Segment Open

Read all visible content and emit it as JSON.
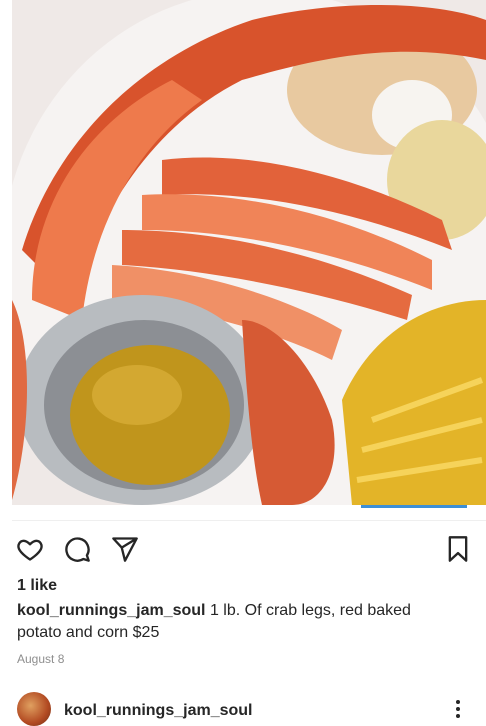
{
  "post": {
    "image_description": "",
    "likes": "1 like",
    "username": "kool_runnings_jam_soul",
    "caption": "1 lb. Of crab legs, red baked potato and corn $25",
    "date": "August 8"
  },
  "footer": {
    "username": "kool_runnings_jam_soul"
  },
  "icons": {
    "like": "heart-icon",
    "comment": "comment-icon",
    "share": "send-icon",
    "save": "bookmark-icon",
    "more": "more-vertical-icon"
  },
  "colors": {
    "indicator": "#3d8fd6",
    "text": "#262626",
    "muted": "#8e8e8e"
  }
}
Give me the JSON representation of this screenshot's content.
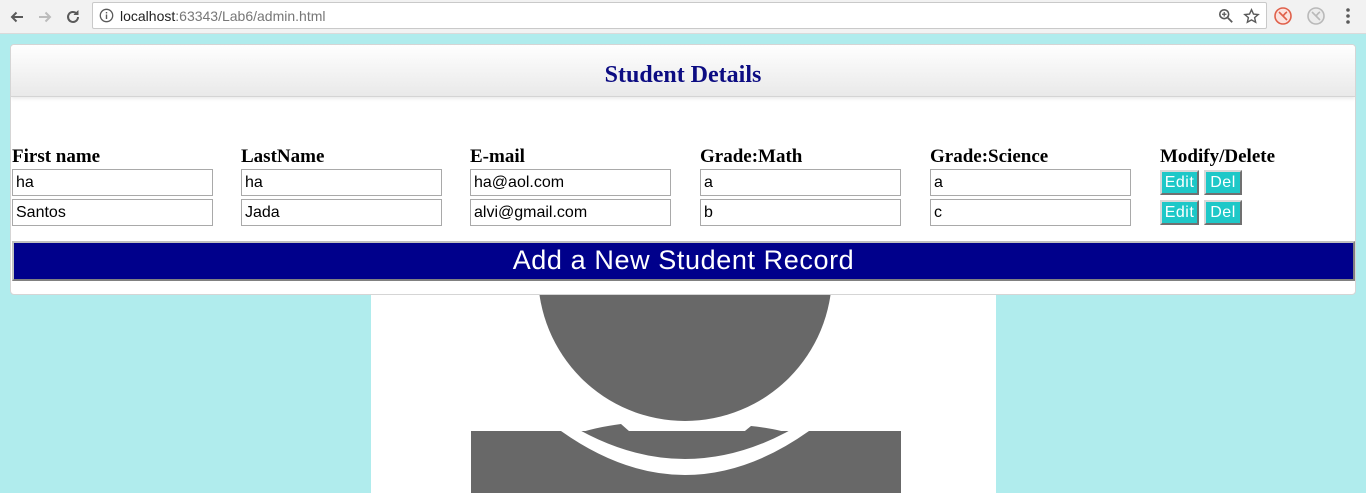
{
  "browser": {
    "url_host": "localhost",
    "url_rest": ":63343/Lab6/admin.html"
  },
  "page": {
    "title": "Student Details",
    "columns": [
      "First name",
      "LastName",
      "E-mail",
      "Grade:Math",
      "Grade:Science",
      "Modify/Delete"
    ],
    "rows": [
      {
        "first": "ha",
        "last": "ha",
        "email": "ha@aol.com",
        "math": "a",
        "science": "a"
      },
      {
        "first": "Santos",
        "last": "Jada",
        "email": "alvi@gmail.com",
        "math": "b",
        "science": "c"
      }
    ],
    "edit_label": "Edit",
    "del_label": "Del",
    "add_label": "Add a New Student Record",
    "colors": {
      "page_bg": "#b0eced",
      "title_color": "#0c0c82",
      "button_accent": "#1ec8c8",
      "add_button_bg": "#00008b",
      "avatar_gray": "#686868"
    }
  }
}
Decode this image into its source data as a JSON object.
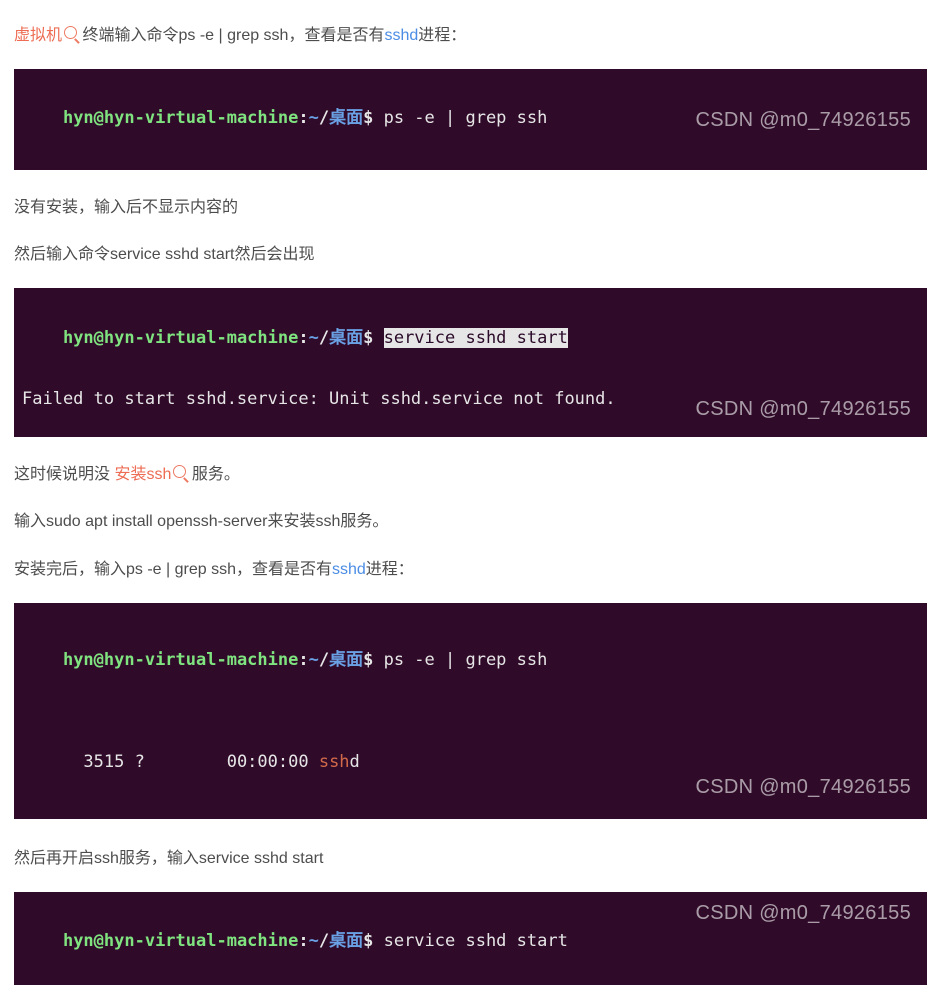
{
  "watermark": "CSDN @m0_74926155",
  "prompt": {
    "user": "hyn@hyn-virtual-machine",
    "sep1": ":",
    "path1": "~",
    "sep2": "/",
    "path2": "桌面",
    "dollar": "$ "
  },
  "p1": {
    "a": "虚拟机",
    "b": "终端输入命令ps -e | grep ssh，查看是否有",
    "c": "sshd",
    "d": "进程："
  },
  "t1_cmd": "ps -e | grep ssh",
  "p2": "没有安装，输入后不显示内容的",
  "p3": "然后输入命令service sshd start然后会出现",
  "t2_cmd": "service sshd start",
  "t2_err": "Failed to start sshd.service: Unit sshd.service not found.",
  "p4": {
    "a": "这时候说明没 ",
    "b": "安装ssh",
    "c": "服务。"
  },
  "p5": "输入sudo apt install openssh-server来安装ssh服务。",
  "p6": {
    "a": "安装完后，输入ps -e | grep ssh，查看是否有",
    "b": "sshd",
    "c": "进程："
  },
  "t3_cmd": "ps -e | grep ssh",
  "t3_out_a": "  3515 ?        00:00:00 ",
  "t3_out_b": "ssh",
  "t3_out_c": "d",
  "p7": "然后再开启ssh服务，输入service sshd start",
  "t4_cmd": "service sshd start"
}
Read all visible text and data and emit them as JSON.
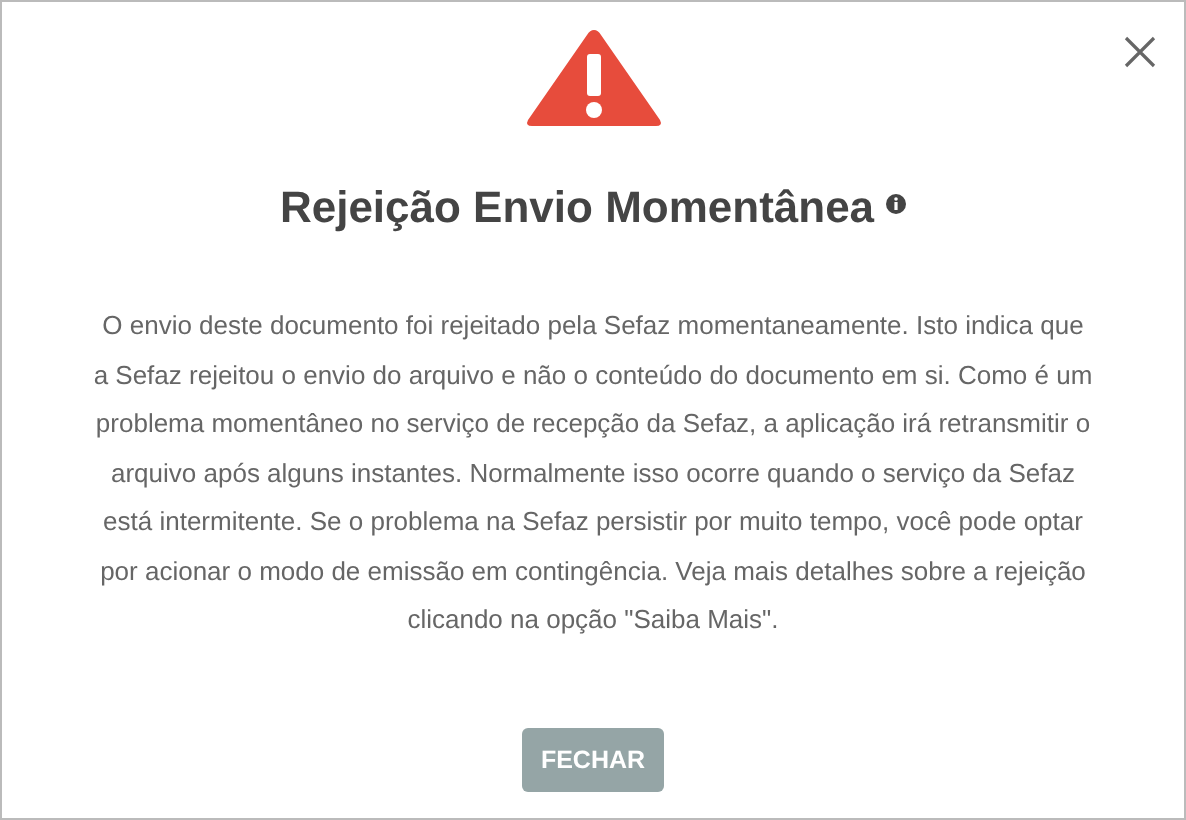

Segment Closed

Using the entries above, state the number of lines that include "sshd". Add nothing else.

7